rushonrock: Do you think this desire for variety crosses over with a generalised idea of your world view?
DG: I think change is necessary, it acts to the rhythm of the planet itself. It’s like we’re all connected but as far as we try to get away from it and as far as we’re hidden from it and there is a change that is happening constantly around us. I think it makes you question things and you can evolve from change.
rushonrock: After all the changes that have happened with Sepultura and everything you’ve been through, how do you think the press will receive the album?
DG: I have no idea! That’s the surprising thing about it and it’s exciting. I think it will be positive but it could well be negative. I’m sure there are always going to be people who are not satisfied with what we do. But I think a lot of people are going to really like it and I feel very confident about it, but have no idea what they’re going to say! I’m very curious – are they really going to listen to it and hear the changes. Maybe they didn’t like the last album, maybe they’ll hear something different in this. I want to see if they pick up on these things.
rushonrock: You’d still like a few people to dislike it…
DG: Yeah! It’ll fuel the fire!
rushonrock: For a band ever-changing there always will be critics but you must be accustomed to that now?
DG: For sure, and the new style of music, people are very critical. Especially in metal music, I find that a lot of people can be very closed minded – they want to listen to metal and nothing else, but I’m not like that.

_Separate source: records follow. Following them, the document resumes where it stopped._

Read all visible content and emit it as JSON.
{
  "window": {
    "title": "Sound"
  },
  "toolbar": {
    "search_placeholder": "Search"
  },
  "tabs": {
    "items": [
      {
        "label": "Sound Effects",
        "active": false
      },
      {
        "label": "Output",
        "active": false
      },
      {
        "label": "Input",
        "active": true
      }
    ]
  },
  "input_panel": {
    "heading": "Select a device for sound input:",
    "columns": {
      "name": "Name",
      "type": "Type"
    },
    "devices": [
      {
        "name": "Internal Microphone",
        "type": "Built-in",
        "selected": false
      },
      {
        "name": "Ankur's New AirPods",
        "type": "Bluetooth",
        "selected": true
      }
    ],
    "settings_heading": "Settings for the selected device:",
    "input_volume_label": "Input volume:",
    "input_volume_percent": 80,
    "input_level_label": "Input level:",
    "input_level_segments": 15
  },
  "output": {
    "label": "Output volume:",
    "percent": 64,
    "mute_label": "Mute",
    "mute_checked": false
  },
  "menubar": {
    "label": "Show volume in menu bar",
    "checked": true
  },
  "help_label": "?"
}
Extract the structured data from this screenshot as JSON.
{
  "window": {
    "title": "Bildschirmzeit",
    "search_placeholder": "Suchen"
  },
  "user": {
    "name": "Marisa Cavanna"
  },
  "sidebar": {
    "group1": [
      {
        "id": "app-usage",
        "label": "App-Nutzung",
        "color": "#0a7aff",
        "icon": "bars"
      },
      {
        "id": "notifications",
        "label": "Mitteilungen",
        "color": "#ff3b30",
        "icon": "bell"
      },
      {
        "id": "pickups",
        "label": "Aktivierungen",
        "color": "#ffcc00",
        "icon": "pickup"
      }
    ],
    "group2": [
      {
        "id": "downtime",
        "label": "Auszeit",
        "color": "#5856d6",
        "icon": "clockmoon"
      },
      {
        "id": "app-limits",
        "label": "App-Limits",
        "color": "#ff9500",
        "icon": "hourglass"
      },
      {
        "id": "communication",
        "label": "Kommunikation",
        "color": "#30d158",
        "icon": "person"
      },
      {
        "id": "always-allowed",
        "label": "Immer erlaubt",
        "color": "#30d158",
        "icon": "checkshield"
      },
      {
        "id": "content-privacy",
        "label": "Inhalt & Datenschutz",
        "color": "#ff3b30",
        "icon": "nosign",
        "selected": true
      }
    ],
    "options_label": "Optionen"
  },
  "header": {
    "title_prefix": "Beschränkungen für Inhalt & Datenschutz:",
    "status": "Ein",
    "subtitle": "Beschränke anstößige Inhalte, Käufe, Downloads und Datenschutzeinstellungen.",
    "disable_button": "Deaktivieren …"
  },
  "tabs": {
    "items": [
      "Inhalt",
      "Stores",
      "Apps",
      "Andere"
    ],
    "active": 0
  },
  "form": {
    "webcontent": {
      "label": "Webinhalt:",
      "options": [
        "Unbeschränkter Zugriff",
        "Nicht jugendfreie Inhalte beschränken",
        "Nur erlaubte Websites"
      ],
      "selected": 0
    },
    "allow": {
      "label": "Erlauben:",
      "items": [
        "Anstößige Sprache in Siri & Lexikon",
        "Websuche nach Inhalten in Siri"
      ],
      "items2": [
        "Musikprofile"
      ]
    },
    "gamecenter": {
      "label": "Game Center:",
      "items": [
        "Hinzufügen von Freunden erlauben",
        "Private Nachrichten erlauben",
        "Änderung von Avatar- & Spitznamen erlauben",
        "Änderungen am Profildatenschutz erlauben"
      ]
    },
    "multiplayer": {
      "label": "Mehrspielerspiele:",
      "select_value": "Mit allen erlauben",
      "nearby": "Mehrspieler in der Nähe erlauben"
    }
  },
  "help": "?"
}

I like doing metal music and having a heavy style, but I don’t like to put myself in such a box and be trapped in it, because I’m not like that. I like to do different style of music but I think there’s always room for evolution in the music. I love the old classic bands from the past but I like the new bands a lot too and I’m grateful they’re out there exploring and experimenting.
rushonrock: Are there any frontmen or musicians that are impressing you at the moment?
DG: There was this one band that we toured with in Europe. They’re from Chino, California and they’re called Armed For Apocalypse. Their last CD was amazing and I’m looking forward to hearing the new CD. It’s really heavy like doom, but they have a technical, very heavy sound.
rushonrock: You have an underground but more than just respectable following over here and you have a tour this month. Glad to be back?
DG: I think it’s cool, it’s a really unique scene and they’re very supportive and always there. I really do like it and I think it’s incredible because people are very receptive and they love the lyrics and know all the songs, so it’s always a great feeling to be in the place.
rushonrock: You have a lot of dates coming up, but you have a book of photography with writings that is set for a late 2011 release. Could you tell us a little about that?
DG: I’ve been putting it together and I’m still working on it s it’ll probably be out next year. I’ve got all the photos together that I’m going to use and I have to write the texts that I wanted to have in the book beside the photos. It’s black and white, colour, of faces and people, architecture, film. It really has a lot to do with Sepultura because I was going to these places because of it. It was our surroundings and I wanted to show some people how this really had an impact on a lot the music and the ideas that are going through our heads. It’s something we’re able to see and not just a stage or a concert venue! I love photgraphy and I developed more into it as I travelled more with the band. It grew with me and you can see that in the photos.
rushonrock: Do you think finally with Kairos out, the speculation around a reunion will end?
DG: Nah, never! They’re never going to stop talking about it. It’s something that will always be in the back of people’s minds but that’s fine with me, we’re totally happy with what we’re doing.